Detailed coverage of invasive species threatening livelihoods and the environment worldwide

Abstract

Short-term response of threatened small macropods and their predators to prescribed burns in subtropical Australia.

Abstract

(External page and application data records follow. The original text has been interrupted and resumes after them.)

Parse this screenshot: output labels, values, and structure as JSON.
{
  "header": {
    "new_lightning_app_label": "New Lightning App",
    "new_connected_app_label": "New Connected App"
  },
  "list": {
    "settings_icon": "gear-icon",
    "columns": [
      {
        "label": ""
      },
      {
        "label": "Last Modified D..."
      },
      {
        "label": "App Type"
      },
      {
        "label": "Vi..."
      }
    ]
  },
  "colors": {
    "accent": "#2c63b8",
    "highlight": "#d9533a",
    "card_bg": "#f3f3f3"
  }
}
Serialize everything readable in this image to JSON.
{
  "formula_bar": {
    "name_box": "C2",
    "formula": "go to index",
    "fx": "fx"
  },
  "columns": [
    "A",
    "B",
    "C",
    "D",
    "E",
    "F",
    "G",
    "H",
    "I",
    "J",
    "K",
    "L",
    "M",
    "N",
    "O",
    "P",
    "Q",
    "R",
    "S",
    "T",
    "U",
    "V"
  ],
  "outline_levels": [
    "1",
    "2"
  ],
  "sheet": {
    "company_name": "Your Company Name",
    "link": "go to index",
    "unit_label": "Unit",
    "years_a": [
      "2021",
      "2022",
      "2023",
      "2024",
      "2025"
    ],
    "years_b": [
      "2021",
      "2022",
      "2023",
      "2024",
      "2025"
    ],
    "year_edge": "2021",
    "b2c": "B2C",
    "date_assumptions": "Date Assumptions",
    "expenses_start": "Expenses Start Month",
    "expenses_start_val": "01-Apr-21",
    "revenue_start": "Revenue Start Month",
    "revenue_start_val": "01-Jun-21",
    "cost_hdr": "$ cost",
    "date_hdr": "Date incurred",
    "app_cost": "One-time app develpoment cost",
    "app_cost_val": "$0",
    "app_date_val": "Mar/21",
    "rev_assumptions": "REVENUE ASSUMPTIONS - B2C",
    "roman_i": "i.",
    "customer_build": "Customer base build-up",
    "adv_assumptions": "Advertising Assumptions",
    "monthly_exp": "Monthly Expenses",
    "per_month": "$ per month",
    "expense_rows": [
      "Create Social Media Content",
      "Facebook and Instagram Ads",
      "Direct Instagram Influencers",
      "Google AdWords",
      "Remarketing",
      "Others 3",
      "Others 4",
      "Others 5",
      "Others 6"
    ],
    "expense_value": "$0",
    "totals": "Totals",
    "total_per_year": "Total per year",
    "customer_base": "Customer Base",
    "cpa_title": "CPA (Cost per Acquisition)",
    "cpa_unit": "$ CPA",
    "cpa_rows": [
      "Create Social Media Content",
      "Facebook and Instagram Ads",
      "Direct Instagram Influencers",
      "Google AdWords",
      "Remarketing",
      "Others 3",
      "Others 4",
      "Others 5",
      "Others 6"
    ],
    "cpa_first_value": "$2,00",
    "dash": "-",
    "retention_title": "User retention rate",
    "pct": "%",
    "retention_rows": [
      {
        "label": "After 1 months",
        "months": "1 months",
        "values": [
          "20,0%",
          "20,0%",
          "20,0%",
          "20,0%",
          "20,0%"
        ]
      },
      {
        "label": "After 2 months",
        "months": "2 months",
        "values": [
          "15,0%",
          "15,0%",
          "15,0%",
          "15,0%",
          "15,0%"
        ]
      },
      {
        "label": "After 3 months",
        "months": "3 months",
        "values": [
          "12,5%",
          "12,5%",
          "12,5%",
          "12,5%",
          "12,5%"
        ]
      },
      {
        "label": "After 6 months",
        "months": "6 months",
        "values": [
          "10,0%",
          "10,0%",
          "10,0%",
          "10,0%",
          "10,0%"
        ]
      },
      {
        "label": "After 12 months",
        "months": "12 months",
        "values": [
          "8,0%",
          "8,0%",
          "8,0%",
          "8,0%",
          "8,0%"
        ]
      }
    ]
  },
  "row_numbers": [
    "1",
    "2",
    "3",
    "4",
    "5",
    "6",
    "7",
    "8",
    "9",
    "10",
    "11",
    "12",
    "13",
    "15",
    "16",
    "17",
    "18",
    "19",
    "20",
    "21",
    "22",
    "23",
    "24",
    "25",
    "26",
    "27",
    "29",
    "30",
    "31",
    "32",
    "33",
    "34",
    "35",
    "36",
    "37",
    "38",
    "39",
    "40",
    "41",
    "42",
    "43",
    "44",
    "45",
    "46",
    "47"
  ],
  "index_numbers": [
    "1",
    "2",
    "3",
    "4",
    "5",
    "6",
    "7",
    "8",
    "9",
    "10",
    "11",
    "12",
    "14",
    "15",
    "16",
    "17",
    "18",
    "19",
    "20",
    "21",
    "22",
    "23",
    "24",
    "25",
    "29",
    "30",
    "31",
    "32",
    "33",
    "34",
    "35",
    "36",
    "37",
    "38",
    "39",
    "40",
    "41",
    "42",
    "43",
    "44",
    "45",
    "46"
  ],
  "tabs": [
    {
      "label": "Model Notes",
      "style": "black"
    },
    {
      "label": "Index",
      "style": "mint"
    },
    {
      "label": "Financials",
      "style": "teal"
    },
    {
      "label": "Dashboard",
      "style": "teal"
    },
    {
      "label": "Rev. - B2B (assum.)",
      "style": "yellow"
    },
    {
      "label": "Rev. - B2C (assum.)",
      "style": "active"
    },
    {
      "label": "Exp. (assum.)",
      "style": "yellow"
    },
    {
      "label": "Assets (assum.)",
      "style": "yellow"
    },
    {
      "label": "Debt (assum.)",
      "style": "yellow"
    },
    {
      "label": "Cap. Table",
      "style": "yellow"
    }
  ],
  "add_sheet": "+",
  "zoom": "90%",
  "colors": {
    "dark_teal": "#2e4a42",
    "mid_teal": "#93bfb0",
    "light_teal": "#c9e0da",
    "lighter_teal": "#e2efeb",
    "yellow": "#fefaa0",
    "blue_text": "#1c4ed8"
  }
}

Fire is an important ecological process that shapes vegetation structure and habitat for faunal assemblages globally. Prescribed burns are increasingly being used in conservation and management to restore fire regimes in fire-suppressed vegetation communities. Small threatened macropods require structurally complex habitat that allows them to evade detection by predators. Given that fire can alter vegetation structure, it can be viewed as a strong ecological force in shifting the dynamics between predator and prey species. Previous studies in temperate Australia have shown that prescribed burns in the presence of European Red Fox (Vulpes vulpes) and feral Cat (Felis catus) can have negative impacts on small macropods and medium-sized mammals. Post-fire response of threatened small macropods and their predators has not been experimentally examined in subtropical Australia despite this region providing refugia for the Long-nosed Potoroo (Potorous tridactylus) and Red-legged Pademelon (Thylogale stigmatica). We conducted a before-after-control-impact fire experiment at two paired sites after low-moderate intensity burns typical of cool season prescribed burns. We used camera trapping to investigate changes in activity of threatened small macropods and their predators. We also recorded vegetation change. Despite large reductions in ground and shrub cover, activity of small macropods and the Dingo (Canis dingo) did not change in response to fires. Therefore, the threat of dingo predation appears to have remained unchanged following the fires. Although feral cats and foxes were present, they showed negligible activity across our sites. Our study suggests that small-scale patchy ecological burns may not lead to increased predation of small macropods in our landscape. We attribute this to sufficient post-fire refugia and very low densities of foxes.